There was a time not long ago when victims had no voice in the criminal justice system — when murder victims' families were excluded from courtrooms and assault victims paid all their own medical bills. National Crime Victims' Rights Week honors the victims and advocates who confronted such injustices and helped produce a nationwide system of victim compensation and victims' rights. But it's also a reminder that many victims are still struggling for rights and that existing rights are not always enforced, jeopardizing the success of these reforms.

"Crime victims should not be further victimized by being kept in the dark about the status of their offender and their case," said Appriss CEO Michael Davis. "By keeping them informed and involved in their case, VINE enhances a victim's safety and provides peace of mind."

Currently every state has a victims' bill of rights and a victim compensation program, more than 30 states have victims' rights constitutional amendments and more than 10,000 victim assistance programs operate in communities across the nation.

To register for VINE or to learn more about the program visit www.vinelink.com.

About Appriss

Appriss keeps communities safe and informed by using innovate technology to provide a suite of products that:  inform crime victims of an offender's status (VINE®); help police catch criminals (JusticeXchange®); improve traffic safety and make crash reports available online (Buy Crash); and prevent the illegal sale of pseudoephedrine to help reduce the number of meth labs (NPLEx™).

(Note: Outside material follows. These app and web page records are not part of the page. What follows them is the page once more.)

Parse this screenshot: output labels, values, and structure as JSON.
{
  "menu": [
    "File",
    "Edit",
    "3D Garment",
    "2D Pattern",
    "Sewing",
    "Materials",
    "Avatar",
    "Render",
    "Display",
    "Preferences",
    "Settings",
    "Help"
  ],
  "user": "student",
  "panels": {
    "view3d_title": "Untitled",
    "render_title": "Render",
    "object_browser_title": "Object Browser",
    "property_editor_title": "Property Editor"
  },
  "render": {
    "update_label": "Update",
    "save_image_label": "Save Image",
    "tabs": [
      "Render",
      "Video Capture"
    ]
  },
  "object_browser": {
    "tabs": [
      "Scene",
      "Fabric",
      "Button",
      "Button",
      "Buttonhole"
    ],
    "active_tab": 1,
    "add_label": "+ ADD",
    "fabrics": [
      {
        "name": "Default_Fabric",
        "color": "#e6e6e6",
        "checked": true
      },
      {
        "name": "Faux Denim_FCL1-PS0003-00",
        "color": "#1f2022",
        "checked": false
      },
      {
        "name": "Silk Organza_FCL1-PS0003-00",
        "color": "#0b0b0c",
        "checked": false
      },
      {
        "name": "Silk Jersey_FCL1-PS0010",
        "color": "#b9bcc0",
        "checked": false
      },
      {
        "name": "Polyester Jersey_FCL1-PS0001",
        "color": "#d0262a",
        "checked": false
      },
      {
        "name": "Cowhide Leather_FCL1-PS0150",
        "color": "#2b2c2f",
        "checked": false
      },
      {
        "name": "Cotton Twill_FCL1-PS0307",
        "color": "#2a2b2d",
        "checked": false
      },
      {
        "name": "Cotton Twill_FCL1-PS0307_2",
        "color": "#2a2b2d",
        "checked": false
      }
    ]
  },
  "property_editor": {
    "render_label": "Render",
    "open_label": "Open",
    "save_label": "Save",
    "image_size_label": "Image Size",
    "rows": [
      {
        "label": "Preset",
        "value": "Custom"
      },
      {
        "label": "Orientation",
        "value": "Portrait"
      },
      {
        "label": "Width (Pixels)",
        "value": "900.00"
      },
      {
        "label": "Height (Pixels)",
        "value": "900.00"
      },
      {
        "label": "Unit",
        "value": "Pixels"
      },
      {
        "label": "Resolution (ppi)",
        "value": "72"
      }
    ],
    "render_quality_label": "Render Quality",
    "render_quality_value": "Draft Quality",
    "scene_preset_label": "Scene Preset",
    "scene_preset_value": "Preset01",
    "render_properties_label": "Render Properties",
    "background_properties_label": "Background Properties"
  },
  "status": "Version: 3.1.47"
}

Appriss also provides smartphone apps for sheriffs' offices to help them communicate more effectively with their communities. The app is provided at no cost to sheriffs who offer VINE.

For more information visit www.appriss.com.     

SOURCE Appriss